The Delta variant depressed retail sales during the summer, but with Covid case levels abating, it is anticipated consumer spending will reawaken, and demand for goods will push higher, which could further exacerbate the shortages and therefore, inflation.
At present, most Wall Street research firms predict continued headwinds for stocks, especially if the current shortages do not moderate.
These tight supply channels point to downward revisions in company earnings estimates. The resulting inflation can also pinch profit margins. The economy expanded at 6.70% during the second quarter but this is now forecasted to slow to just 2.3%for the third quarter.
The Federal Reserve has been one of the most supportive components of the market. Now, however, the Fed is indicating a tapering process beginning in November which will reduce the supply of money printing. This, along with the recent Fed president resignations, and Jerome Powell’s pending re-appointment, have soured folks on the Fed as a supporting factor.
Consequently, a chill has finally come over the stock market. After seven straight months of gains for the broad market, stocks are pulling back and hopefully, setting up to offer a good buying opportunity.
At the end of the third quarter, the S&P 500 was down 5.80% from its peak. This is a relatively mild retreat, so far. As a comparison, the market fell 20% in Q4 2018. We had a breathtaking 35% plunge in March of 2020. Last fall, the S&P fell 8% in front of the election. So far, our correction is contained.
Many stocks that would be good long-term investments have made sharp retreats, however. As of quarter end, Amazon is negative for 2021 and is down 7% from its high in September of 2020. FedEx is down 13% for 2021. Retail behemoth, Walmart is down almost 12% in six weeks and is also in the red for 2021. The damage extends further down the food chain as work from home favorites Zoom Video and Pelaton are down 21% and 43% respectively.

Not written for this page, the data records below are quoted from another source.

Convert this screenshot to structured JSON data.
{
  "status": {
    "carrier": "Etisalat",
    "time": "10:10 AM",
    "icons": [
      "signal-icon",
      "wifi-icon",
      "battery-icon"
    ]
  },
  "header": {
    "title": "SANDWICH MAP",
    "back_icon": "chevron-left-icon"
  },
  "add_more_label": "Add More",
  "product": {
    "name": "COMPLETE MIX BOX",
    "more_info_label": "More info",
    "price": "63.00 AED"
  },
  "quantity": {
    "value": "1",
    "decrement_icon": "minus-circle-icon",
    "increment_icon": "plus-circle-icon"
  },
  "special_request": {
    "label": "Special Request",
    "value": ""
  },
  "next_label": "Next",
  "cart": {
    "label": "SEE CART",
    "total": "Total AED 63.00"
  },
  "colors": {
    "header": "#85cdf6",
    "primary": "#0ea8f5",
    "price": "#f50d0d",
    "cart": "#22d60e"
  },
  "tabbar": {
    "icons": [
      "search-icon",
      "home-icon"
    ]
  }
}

These names and many others have sagged in price and maybe approaching good entry points.
Market pullbacks are normal and common. They should be considered healthy for the long-term uptrend of the stock market.
Stocks can stage their best rallies following a sharp drop and this should make this current decline favorable for our managed accounts. An oversold condition also offers a compelling opportunity to re-evaluate client holdings and rearrange them into market leaders for the months ahead.
This process will spur a reallocation of client holdings from safer, defensive stocks with lower growth prospects, in exchange for stocks of companies with better growth prospects. The technology sector would be our primary target for investment.
Bond investments are still being avoided. Normally bonds cushion our client accounts and protect resiliency, but rising interest rates negate this hedge.
Holdings of defensive, staple stocks may continue as a core class of investment, although these weightings may be adjusted downwards in the fourth quarter since many of these stocks have failed to grow at all.
During volatility and the current downtrend in the market, continued defensive strategies will be employed until a more conclusive oversold condition is reached.
Past performance is no guarantee of future results. Investment management involves the possibility of losses. The significant general stock market moves up and down can influence the performance of client portfolios. Composite returns are based on client portfolios of over $100,000. Not all clients are included in the composites. All returns include the reinvestment of dividends. All returns are net of fees. Composite returns are derived from aggregated, time-weighted returns for clients of Peregrine Asset Advisers. Individual client returns can deviate from composite returns. While Peregrine uses the S&P 500 as a benchmark, Peregrine does not attempt to mimic the structure of this index. Individual client portfolios vary. The number of securities held also varies per client.
Peregrine Asset Advisers ● 9755 SW Barnes Rd. Suite 295 ● Portland Oregon 97225
503.459.4651 ● 800.278.1420 ● www.peregrineaa.com